    Thursday, December 8, 2011

    Smaller House Green

    Several years ago, Our Daily Green first saw the homes from Tumbleweed Tiny House Company and found ourselves absolutely fascinated. Company founder Jay Shafer's innovative design ideas captured our attention. His practical utilization of space maximizes every inch at the same time it proves that bigger is not always better.

    Over 5 million US homes have been foreclosed in the over three years since the bank bailout. Bank lending policies focused on a market for larger and larger homes, encouraging consumers to spend more and more on housing.

    In the year 2000, the Chicago Tribune ran a piece on how home ownership had changed over the past 100 years. In 1900, an average home was about 700-1200 square feet, while in the 1950s, ranch style homes such as those popularized in Levittown averaged 1000 square feet. By 2000, homes were about the same square footage as the year, 2000, with additional bedrooms and bathrooms, effectively doubling the living space.  In a statement filled with irony eleven years later, the article continues,
    But bigger homes haven't meant fewer homeowners. While only 46.5 percent of the U.S. population owned its own house in 1900 and 53 percent in 1950, it is estimated that at the end of this year more than 67 percent of American households will own. Why? Because we can afford it. 

    According to the National Association of Home Builders,
    ... approximately 246,000 U.S. households [are] priced out of the market for a median-priced new home when the price of the home is increased by [only] $1,000. (brackets and bold are author's). 
    Since the crisis, major builders such as KB Home in Los Angeles,  are shrinking the sizes of their homes in an effort to compete with the foreclosed homes on the market.
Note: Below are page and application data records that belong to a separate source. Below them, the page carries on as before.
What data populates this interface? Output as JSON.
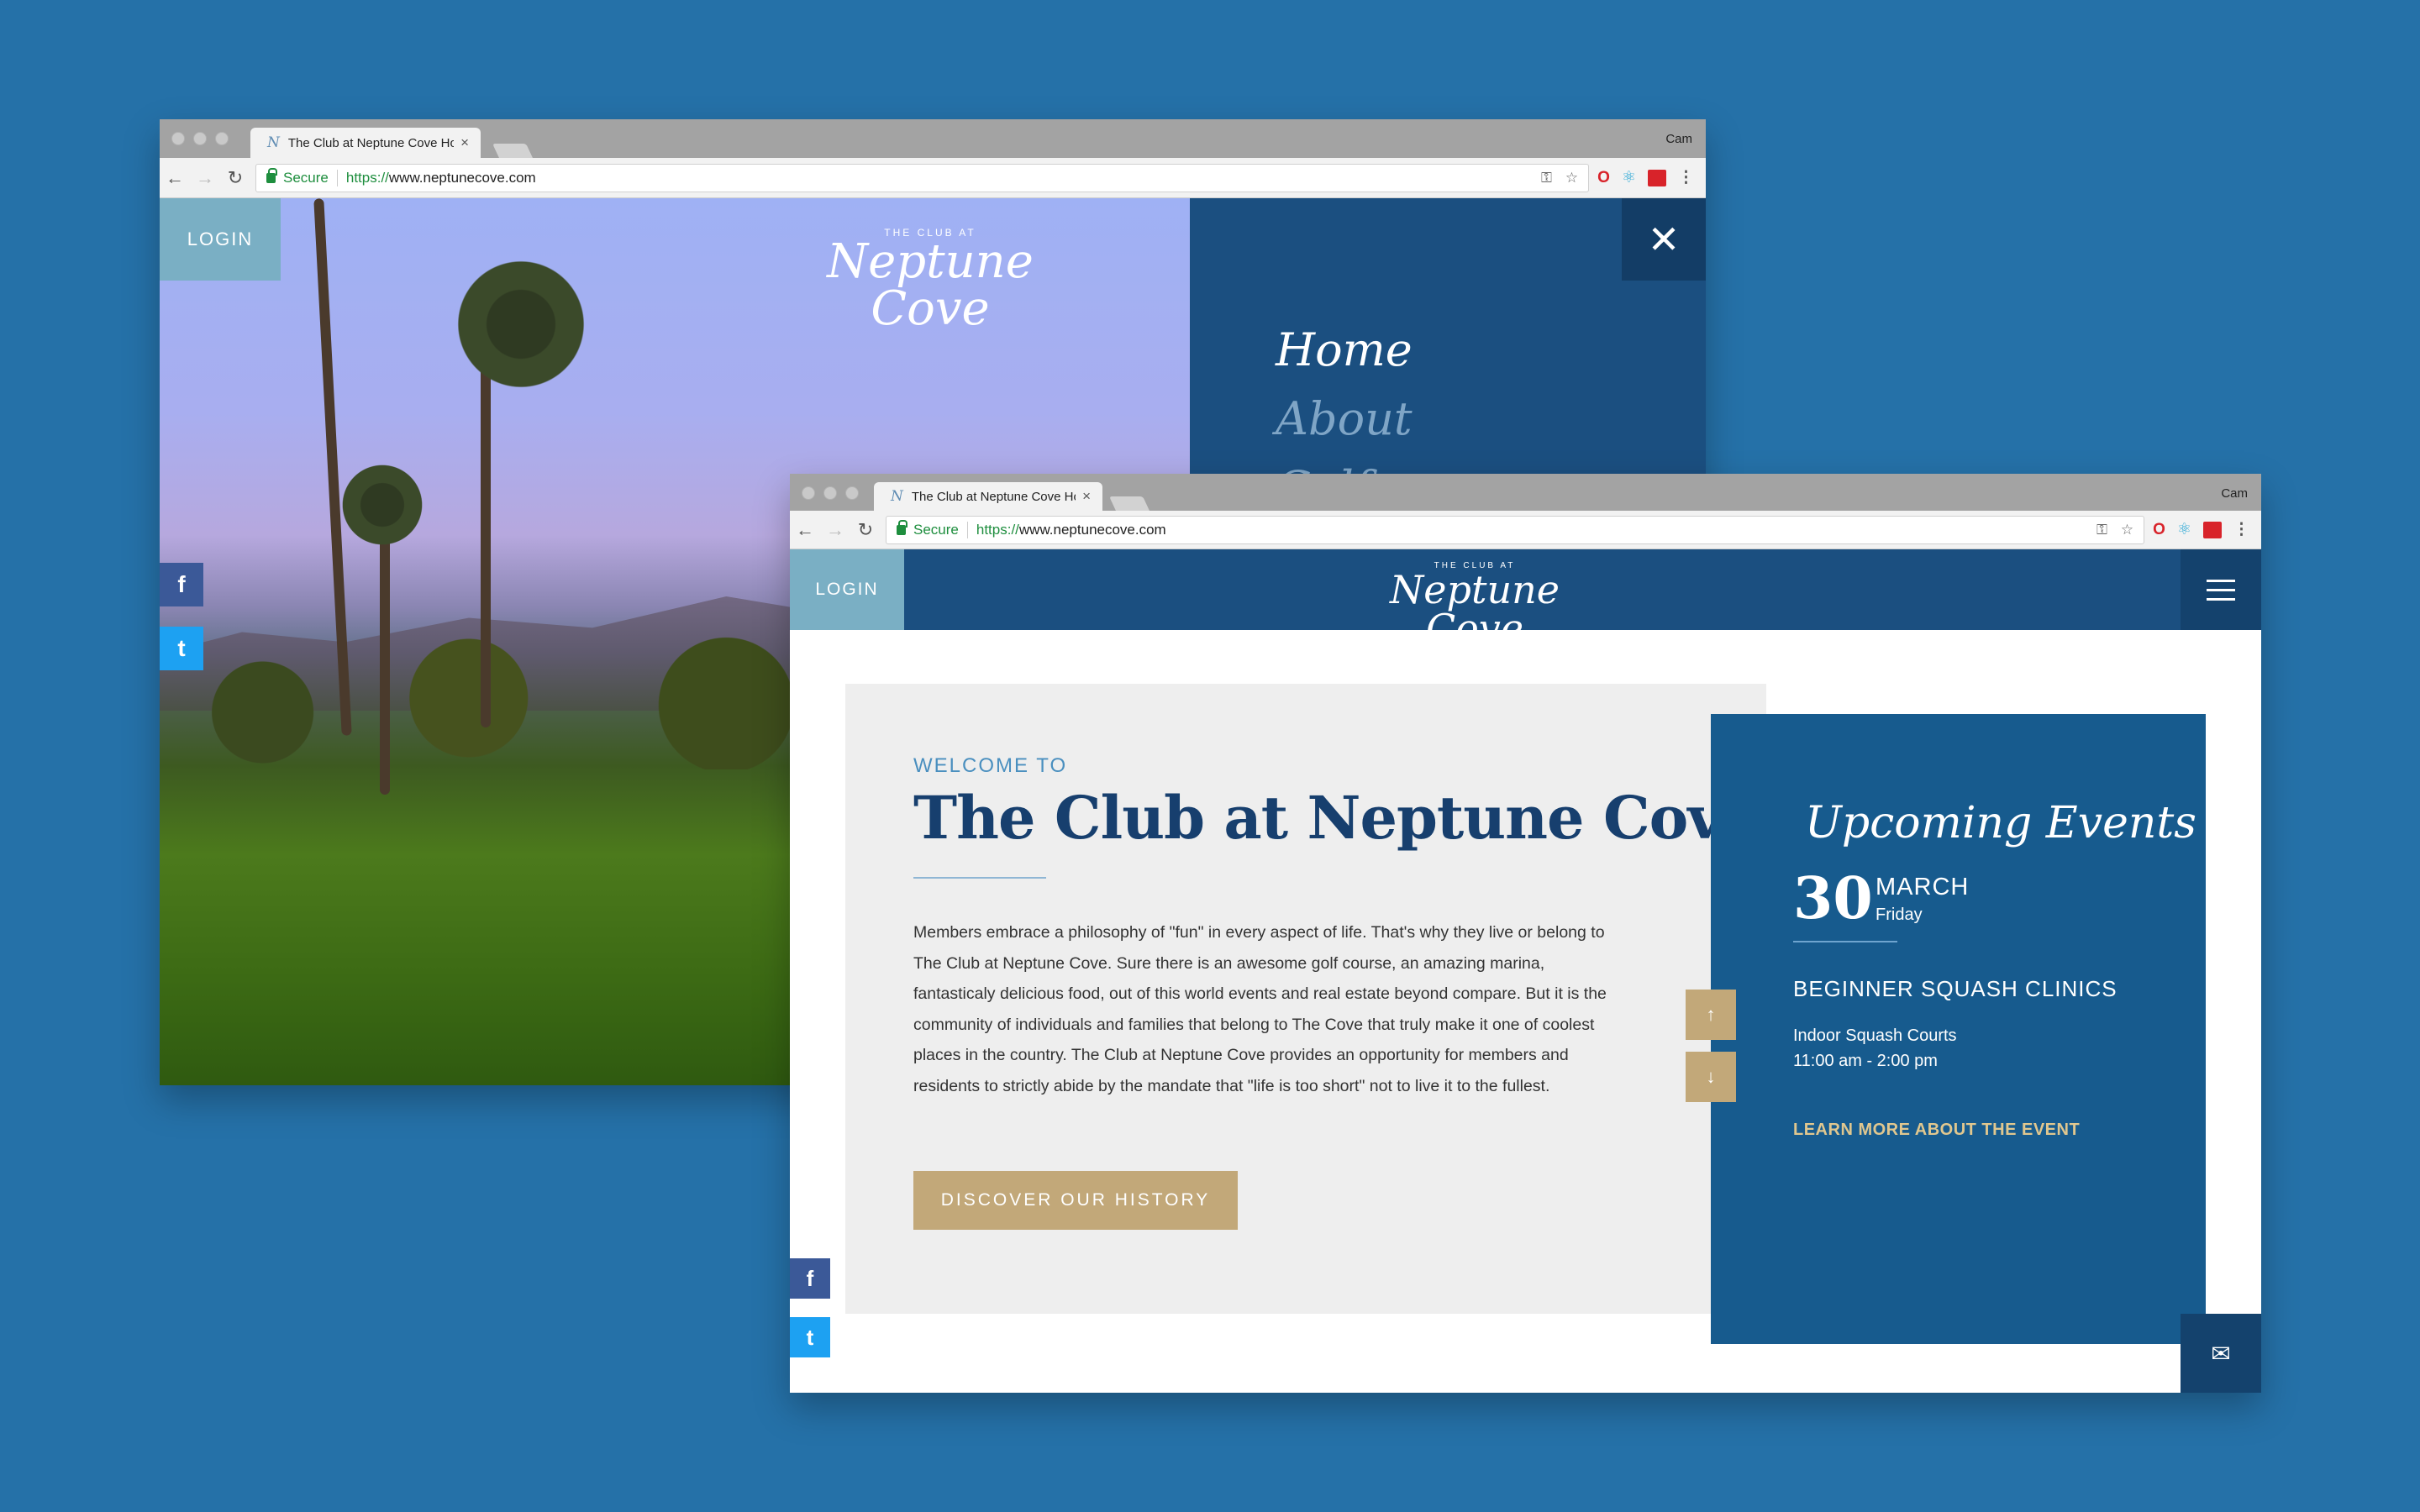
{
  "browser": {
    "tab_title": "The Club at Neptune Cove Hom",
    "tab_favicon": "N",
    "tab_close": "×",
    "profile": "Cam",
    "secure_label": "Secure",
    "url_scheme": "https://",
    "url_host": "www.neptunecove.com",
    "back": "←",
    "forward": "→",
    "reload": "↻",
    "key_icon": "⚿",
    "star_icon": "☆",
    "opera_icon": "O",
    "react_icon": "⚛",
    "menu_icon": "⋮"
  },
  "site": {
    "login": "LOGIN",
    "logo_small": "THE CLUB AT",
    "logo_script": "Neptune Cove",
    "facebook": "f",
    "twitter": "t"
  },
  "menu": {
    "close": "✕",
    "items": [
      "Home",
      "About",
      "Golf"
    ]
  },
  "welcome": {
    "label": "WELCOME TO",
    "title": "The Club at Neptune Cove",
    "body": "Members embrace a philosophy of \"fun\" in every aspect of life. That's why they live or belong to The Club at Neptune Cove. Sure there is an awesome golf course, an amazing marina, fantasticaly delicious food, out of this world events and real estate beyond compare. But it is the community of individuals and families that belong to The Cove that truly make it one of coolest places in the country. The Club at Neptune Cove provides an opportunity for members and residents to strictly abide by the mandate that \"life is too short\" not to live it to the fullest.",
    "button": "DISCOVER OUR HISTORY"
  },
  "events": {
    "title": "Upcoming Events",
    "day": "30",
    "month": "MARCH",
    "weekday": "Friday",
    "name": "BEGINNER SQUASH CLINICS",
    "location": "Indoor Squash Courts",
    "time": "11:00 am - 2:00 pm",
    "link": "LEARN MORE ABOUT THE EVENT",
    "arrow_up": "↑",
    "arrow_down": "↓"
  },
  "mail_icon": "✉",
  "colors": {
    "background": "#2571a8",
    "navy": "#1b4f80",
    "events_blue": "#175b8e",
    "gold": "#c2a879",
    "login_teal": "#7aafc4"
  }
}
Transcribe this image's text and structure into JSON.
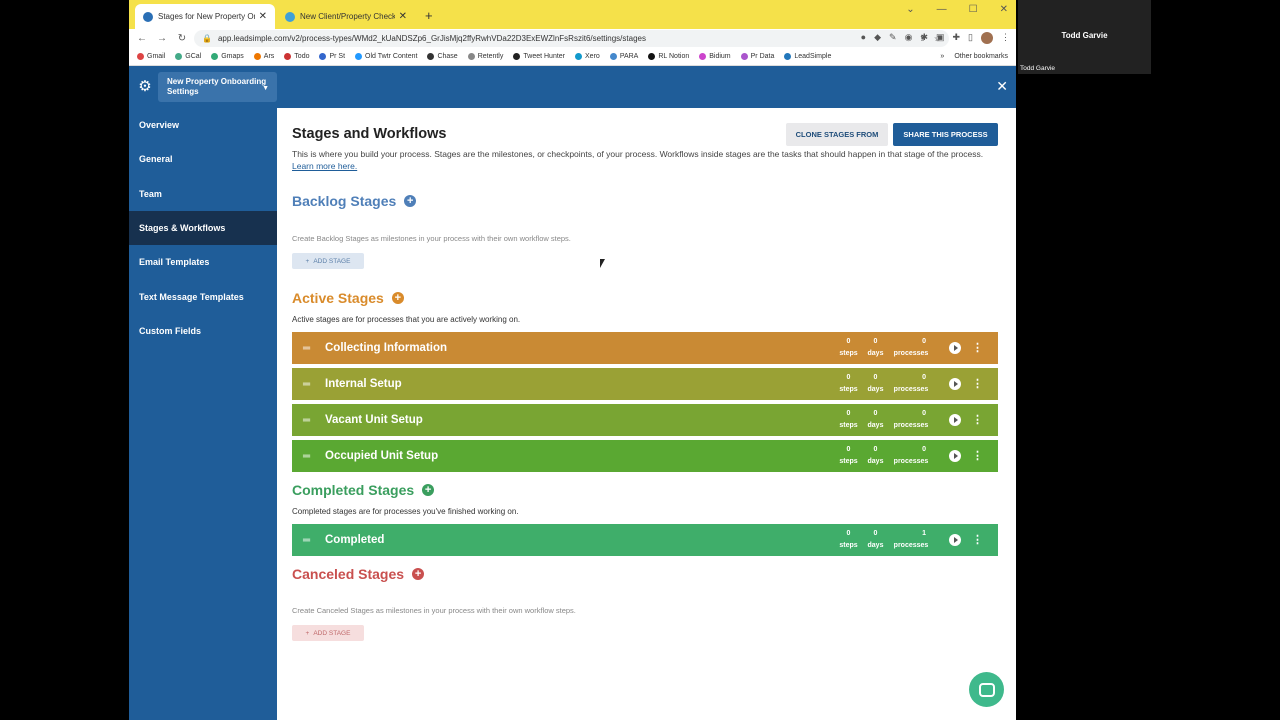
{
  "browser": {
    "tabs": [
      {
        "title": "Stages for New Property Onboard",
        "active": true
      },
      {
        "title": "New Client/Property Checklist | P",
        "active": false
      }
    ],
    "url": "app.leadsimple.com/v2/process-types/WMd2_kUaNDSZp6_GrJisMjq2ffyRwhVDa22D3ExEWZlnFsRszit6/settings/stages",
    "bookmarks": [
      "Gmail",
      "GCal",
      "Gmaps",
      "Ars",
      "Todo",
      "Pr St",
      "Old Twtr Content",
      "Chase",
      "Retently",
      "Tweet Hunter",
      "Xero",
      "PARA",
      "RL Notion",
      "Bidium",
      "Pr Data",
      "LeadSimple"
    ],
    "bookmarks_more": "»",
    "other_bookmarks": "Other bookmarks",
    "colors": {
      "tabbar": "#f5e14a"
    }
  },
  "header": {
    "process_name": "New Property Onboarding Settings"
  },
  "sidebar": {
    "items": [
      {
        "label": "Overview",
        "active": false
      },
      {
        "label": "General",
        "active": false
      },
      {
        "label": "Team",
        "active": false
      },
      {
        "label": "Stages & Workflows",
        "active": true
      },
      {
        "label": "Email Templates",
        "active": false
      },
      {
        "label": "Text Message Templates",
        "active": false
      },
      {
        "label": "Custom Fields",
        "active": false
      }
    ]
  },
  "main": {
    "title": "Stages and Workflows",
    "clone_label": "CLONE STAGES FROM",
    "share_label": "SHARE THIS PROCESS",
    "description": "This is where you build your process. Stages are the milestones, or checkpoints, of your process. Workflows inside stages are the tasks that should happen in that stage of the process.",
    "learn_more": "Learn more here.",
    "backlog": {
      "title": "Backlog Stages",
      "desc": "Create Backlog Stages as milestones in your process with their own workflow steps.",
      "add_label": "ADD STAGE",
      "color": "#4f7fb8"
    },
    "active": {
      "title": "Active Stages",
      "desc": "Active stages are for processes that you are actively working on.",
      "color": "#d98b2b",
      "stages": [
        {
          "name": "Collecting Information",
          "steps": "0",
          "days": "0",
          "processes": "0",
          "color": "#c98a34"
        },
        {
          "name": "Internal Setup",
          "steps": "0",
          "days": "0",
          "processes": "0",
          "color": "#9aa135"
        },
        {
          "name": "Vacant Unit Setup",
          "steps": "0",
          "days": "0",
          "processes": "0",
          "color": "#79a533"
        },
        {
          "name": "Occupied Unit Setup",
          "steps": "0",
          "days": "0",
          "processes": "0",
          "color": "#5aa832"
        }
      ]
    },
    "completed": {
      "title": "Completed Stages",
      "desc": "Completed stages are for processes you've finished working on.",
      "color": "#3a9e5e",
      "stages": [
        {
          "name": "Completed",
          "steps": "0",
          "days": "0",
          "processes": "1",
          "color": "#3fae6a"
        }
      ]
    },
    "canceled": {
      "title": "Canceled Stages",
      "desc": "Create Canceled Stages as milestones in your process with their own workflow steps.",
      "add_label": "ADD STAGE",
      "color": "#c9504f"
    },
    "metric_labels": {
      "steps": "steps",
      "days": "days",
      "processes": "processes"
    }
  },
  "video_tile": {
    "name": "Todd Garvie",
    "tag": "Todd Garvie"
  }
}
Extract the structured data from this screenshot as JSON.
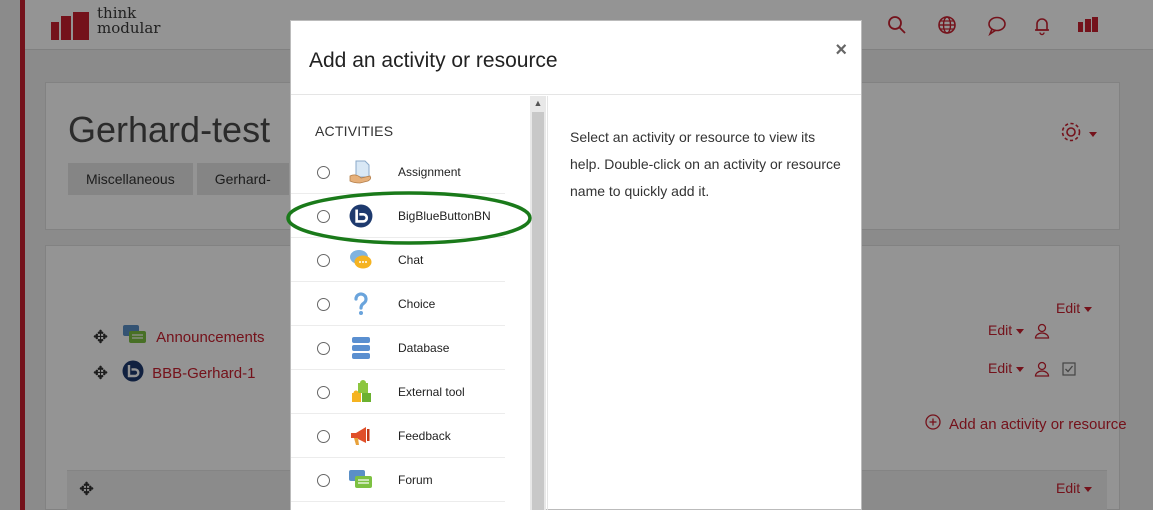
{
  "navbar": {
    "logo_line1": "think",
    "logo_line2": "modular",
    "icons": [
      "search-icon",
      "language-icon",
      "messages-icon",
      "notifications-icon",
      "user-avatar-icon"
    ]
  },
  "course": {
    "title": "Gerhard-test",
    "breadcrumb": [
      "Miscellaneous",
      "Gerhard-"
    ]
  },
  "activities_list": [
    {
      "label": "Announcements",
      "icon": "forum-icon"
    },
    {
      "label": "BBB-Gerhard-1",
      "icon": "bigbluebutton-icon"
    }
  ],
  "edit_label": "Edit",
  "add_activity_label": "Add an activity or resource",
  "modal": {
    "title": "Add an activity or resource",
    "close_label": "×",
    "section_heading": "ACTIVITIES",
    "help_text": "Select an activity or resource to view its help. Double-click on an activity or resource name to quickly add it.",
    "options": [
      {
        "label": "Assignment",
        "icon": "assignment-icon"
      },
      {
        "label": "BigBlueButtonBN",
        "icon": "bigbluebutton-icon"
      },
      {
        "label": "Chat",
        "icon": "chat-icon"
      },
      {
        "label": "Choice",
        "icon": "choice-icon"
      },
      {
        "label": "Database",
        "icon": "database-icon"
      },
      {
        "label": "External tool",
        "icon": "external-tool-icon"
      },
      {
        "label": "Feedback",
        "icon": "feedback-icon"
      },
      {
        "label": "Forum",
        "icon": "forum-icon"
      }
    ],
    "highlighted_option": "BigBlueButtonBN"
  },
  "colors": {
    "brand_red": "#c9202f",
    "highlight_green": "#1a7a1a",
    "bbb_blue": "#1e3a6e"
  }
}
Their average new home size is now half the 3200 square feet during the housing boom to 1600 square feet today.

    Small Home Jay Shafer from Tumbleweed Small Homes is going to highlight his concerns about large homes in a event at Occupy Wall Street on December 13th, 2011, where he will take one of his small homes to the venue. He believes OWS is the world's largest stage to bring awareness to the alternative and encourage smaller homes.